**Material to process:**
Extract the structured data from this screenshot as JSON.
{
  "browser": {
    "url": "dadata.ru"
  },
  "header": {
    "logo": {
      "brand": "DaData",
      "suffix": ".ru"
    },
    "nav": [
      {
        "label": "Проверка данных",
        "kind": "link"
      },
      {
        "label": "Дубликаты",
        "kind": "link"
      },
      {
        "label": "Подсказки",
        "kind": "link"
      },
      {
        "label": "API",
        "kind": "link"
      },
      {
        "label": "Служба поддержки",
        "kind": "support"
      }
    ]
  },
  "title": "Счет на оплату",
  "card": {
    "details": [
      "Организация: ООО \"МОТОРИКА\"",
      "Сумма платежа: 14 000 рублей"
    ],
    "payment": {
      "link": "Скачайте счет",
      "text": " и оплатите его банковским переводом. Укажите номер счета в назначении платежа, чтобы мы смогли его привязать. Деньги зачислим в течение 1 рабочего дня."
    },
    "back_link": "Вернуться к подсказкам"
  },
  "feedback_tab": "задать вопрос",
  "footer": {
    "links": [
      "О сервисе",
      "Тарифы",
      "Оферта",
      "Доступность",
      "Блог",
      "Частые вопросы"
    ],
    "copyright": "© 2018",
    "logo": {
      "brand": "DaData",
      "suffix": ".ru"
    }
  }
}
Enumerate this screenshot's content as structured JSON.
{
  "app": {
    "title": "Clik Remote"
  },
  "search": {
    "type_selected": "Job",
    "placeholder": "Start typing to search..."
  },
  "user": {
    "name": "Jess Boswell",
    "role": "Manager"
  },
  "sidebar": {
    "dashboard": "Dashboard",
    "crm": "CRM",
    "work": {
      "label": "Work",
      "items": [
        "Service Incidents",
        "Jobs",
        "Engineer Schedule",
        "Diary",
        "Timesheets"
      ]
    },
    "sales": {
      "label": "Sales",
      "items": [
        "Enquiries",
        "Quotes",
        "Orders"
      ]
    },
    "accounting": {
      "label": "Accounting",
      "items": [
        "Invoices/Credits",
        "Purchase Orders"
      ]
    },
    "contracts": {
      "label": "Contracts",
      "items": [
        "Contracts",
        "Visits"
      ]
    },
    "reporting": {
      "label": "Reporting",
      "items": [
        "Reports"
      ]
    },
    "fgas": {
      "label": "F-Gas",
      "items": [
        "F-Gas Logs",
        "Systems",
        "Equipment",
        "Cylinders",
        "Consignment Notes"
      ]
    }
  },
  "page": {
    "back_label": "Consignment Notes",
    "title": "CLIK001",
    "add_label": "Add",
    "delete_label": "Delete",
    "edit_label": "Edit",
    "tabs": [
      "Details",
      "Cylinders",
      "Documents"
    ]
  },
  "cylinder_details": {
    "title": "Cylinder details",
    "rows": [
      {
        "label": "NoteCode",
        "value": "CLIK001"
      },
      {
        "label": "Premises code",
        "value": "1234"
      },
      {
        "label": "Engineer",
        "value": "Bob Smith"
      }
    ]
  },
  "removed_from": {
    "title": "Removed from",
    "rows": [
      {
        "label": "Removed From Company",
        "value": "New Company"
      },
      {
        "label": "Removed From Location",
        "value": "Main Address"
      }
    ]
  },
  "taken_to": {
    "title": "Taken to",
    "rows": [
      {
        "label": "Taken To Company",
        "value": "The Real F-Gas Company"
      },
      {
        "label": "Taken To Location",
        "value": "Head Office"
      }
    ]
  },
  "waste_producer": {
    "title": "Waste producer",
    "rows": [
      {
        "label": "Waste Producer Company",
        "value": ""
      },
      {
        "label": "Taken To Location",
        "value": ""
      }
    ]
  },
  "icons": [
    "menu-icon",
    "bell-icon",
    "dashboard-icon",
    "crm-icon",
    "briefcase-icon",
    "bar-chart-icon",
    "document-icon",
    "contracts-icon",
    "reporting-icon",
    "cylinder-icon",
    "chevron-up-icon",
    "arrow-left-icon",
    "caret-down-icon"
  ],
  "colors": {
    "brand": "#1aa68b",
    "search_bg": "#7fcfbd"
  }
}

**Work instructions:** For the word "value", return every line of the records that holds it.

**Result:**
        "value": "CLIK001"
        "value": "1234"
        "value": "Bob Smith"
        "value": "New Company"
        "value": "Main Address"
        "value": "The Real F-Gas Company"
        "value": "Head Office"
        "value": ""
        "value": ""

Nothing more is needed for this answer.